Many of the perpetrators fled the country only to return, triumphant, after the establishment of modern Turkey in 1923. The Turkish government today denies that an organized, premeditated genocide ever took place and pegs the number of Armenian fatalities at 200-300,000 at the most.
Towards the end of the 19th century, the Armenians formed guerrilla movements in eastern Van (the Armenakans, in 1885) and in Russia. Radical nationalist parties were established by Russian-Armenian emigrants in 1887 (Hunchak or Henchak, "The Bell") and in 1890 in Georgia (Dashnak or Dashnaktsutyun, "Union"). Mass demonstrations in the Turkish capital (in 1890 and 1895) and armed uprisings followed (in 1894-5). The Dashnaks even invaded Turkey from Russia in 1896 - a demonstrative act which resulted in the slaughter of 50,000 Armenians.
The suppression of these revolts claimed 200,000 Armenian lives. In 1909, in Adana, more than 23,000 Armenians were massacred as the warships of the Great Powers stood idly by. In 1912-3 the Great Powers, led by Russia, pressured Turkey to cease its mistreatment of the Armenians. This intervention was resented by the Ottoman authorities. By 1915, Armenian calls for autonomy were deemed a danger to the disintegrating realm, now at war with Russia.
When the first world war broke, Turkey allied itself with the Germans. All Armenian men aged 20-45 were conscripted to the army as soldiers, soon to be disarmed and serve as pack animals or in menial jobs. When Russian Armenians recruited Turkish Armenians for the anti-Turkish Russian Army of the Caucasus, in April 1915, the elite of the Armenian community was arrested and executed. Between May and June 1915 the Armenian population was deported to Mesopotamia. The deportation followed mass executions.

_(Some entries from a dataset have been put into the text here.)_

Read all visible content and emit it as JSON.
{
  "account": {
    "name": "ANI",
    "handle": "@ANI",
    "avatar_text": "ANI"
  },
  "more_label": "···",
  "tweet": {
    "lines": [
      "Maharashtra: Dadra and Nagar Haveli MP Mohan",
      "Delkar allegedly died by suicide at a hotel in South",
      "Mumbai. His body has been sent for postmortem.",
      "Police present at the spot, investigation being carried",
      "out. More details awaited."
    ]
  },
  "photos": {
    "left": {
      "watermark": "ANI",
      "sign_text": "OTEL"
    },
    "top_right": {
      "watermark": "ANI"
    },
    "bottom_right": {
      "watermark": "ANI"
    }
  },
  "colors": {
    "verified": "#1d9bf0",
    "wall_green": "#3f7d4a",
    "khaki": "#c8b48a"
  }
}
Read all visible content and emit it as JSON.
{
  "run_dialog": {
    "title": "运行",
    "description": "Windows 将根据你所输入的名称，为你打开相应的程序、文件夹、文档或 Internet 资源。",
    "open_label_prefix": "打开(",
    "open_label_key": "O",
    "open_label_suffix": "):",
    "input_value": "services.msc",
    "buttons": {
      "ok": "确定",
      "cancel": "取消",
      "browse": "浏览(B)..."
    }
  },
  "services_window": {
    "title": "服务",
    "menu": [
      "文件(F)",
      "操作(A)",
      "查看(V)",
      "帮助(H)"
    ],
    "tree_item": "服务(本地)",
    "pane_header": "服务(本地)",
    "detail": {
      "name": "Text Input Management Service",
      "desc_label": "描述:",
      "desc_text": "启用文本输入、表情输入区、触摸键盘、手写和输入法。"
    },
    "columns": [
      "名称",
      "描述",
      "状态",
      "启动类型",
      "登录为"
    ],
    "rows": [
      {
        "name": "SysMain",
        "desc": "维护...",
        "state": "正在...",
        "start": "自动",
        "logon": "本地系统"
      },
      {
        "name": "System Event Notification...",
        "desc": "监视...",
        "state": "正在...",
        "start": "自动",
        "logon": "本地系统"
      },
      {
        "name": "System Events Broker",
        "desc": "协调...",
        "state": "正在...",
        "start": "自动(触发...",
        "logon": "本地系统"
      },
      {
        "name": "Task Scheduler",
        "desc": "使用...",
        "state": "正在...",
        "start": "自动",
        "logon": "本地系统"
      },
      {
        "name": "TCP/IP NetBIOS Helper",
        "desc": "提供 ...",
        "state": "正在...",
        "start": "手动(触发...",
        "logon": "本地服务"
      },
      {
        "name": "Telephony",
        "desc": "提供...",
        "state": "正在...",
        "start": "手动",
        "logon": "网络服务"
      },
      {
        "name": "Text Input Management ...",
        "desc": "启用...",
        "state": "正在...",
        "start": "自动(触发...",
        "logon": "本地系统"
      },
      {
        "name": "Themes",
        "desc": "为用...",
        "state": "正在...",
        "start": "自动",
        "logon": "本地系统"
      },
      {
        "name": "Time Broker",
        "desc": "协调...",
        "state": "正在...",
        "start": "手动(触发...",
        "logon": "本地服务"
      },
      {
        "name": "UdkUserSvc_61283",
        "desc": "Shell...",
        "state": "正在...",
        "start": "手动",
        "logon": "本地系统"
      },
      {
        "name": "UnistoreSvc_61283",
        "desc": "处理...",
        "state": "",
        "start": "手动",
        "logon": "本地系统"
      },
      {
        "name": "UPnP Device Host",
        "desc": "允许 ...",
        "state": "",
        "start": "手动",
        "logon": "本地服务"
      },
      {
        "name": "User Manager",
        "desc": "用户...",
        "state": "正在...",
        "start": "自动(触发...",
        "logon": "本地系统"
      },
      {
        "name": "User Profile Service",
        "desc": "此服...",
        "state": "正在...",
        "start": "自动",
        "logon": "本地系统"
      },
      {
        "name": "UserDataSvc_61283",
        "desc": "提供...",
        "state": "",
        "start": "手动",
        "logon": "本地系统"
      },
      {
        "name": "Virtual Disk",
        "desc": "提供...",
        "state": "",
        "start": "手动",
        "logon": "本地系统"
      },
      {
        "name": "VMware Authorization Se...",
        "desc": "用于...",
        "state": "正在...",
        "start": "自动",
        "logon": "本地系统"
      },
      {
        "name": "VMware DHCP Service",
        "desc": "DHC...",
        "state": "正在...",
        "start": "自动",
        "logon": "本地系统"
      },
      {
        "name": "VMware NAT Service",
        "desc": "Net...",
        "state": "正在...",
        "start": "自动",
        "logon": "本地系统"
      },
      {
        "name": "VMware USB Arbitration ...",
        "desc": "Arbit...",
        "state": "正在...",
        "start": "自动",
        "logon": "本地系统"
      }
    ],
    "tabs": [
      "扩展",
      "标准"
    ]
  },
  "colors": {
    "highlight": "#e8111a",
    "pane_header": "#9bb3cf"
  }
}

Many more died from starvation, exposure, dehydration, abuse and outright torture. The survivors - less than 300,000 - were subjected to additional slaughter in Syria. People were beaten with blunt instruments, burnt alive or drowned forcibly. The massacres were carried out by military officers with dictatorial powers, aided by criminals especially released from jails and assigned to their gruesome duties.

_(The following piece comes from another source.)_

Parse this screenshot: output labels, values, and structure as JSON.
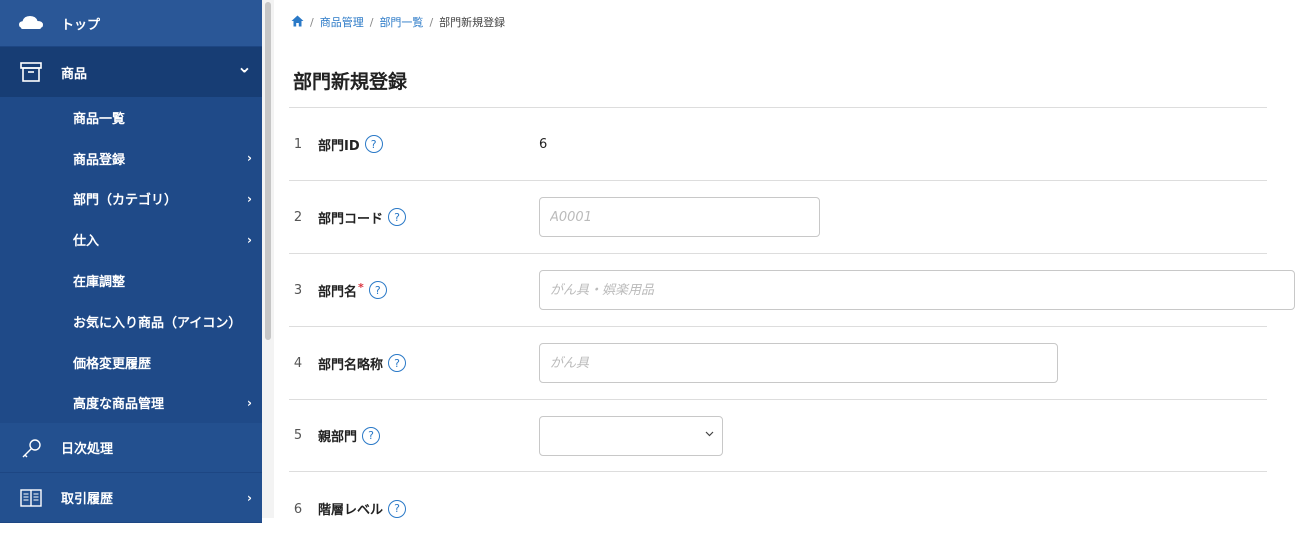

Armed resistance in Van province, Mussa Dagh, Shabin Karahisar and Urfa - as well as setbacks in the war - prevented the Turks for deporting the urban Armenian population in the Ottoman Empire's major cities. Today there are less than 60,000 Armenians in Turkey compared to at least 1.8 million in 1910.
About the author: Sam Vaknin ( http://samvak.tripod.com ) is the author of Malignant Self Love - Narcissism Revisited and After the Rain - How the West Lost the East. He served as a columnist for Central Europe Review, Global Politician, PopMatters, and eBookWeb , and Bellaonline, and as a United Press International (UPI) Senior Business Correspondent. He is the the editor of mental health and Central East Europe categories in The Open Directory and Suite101.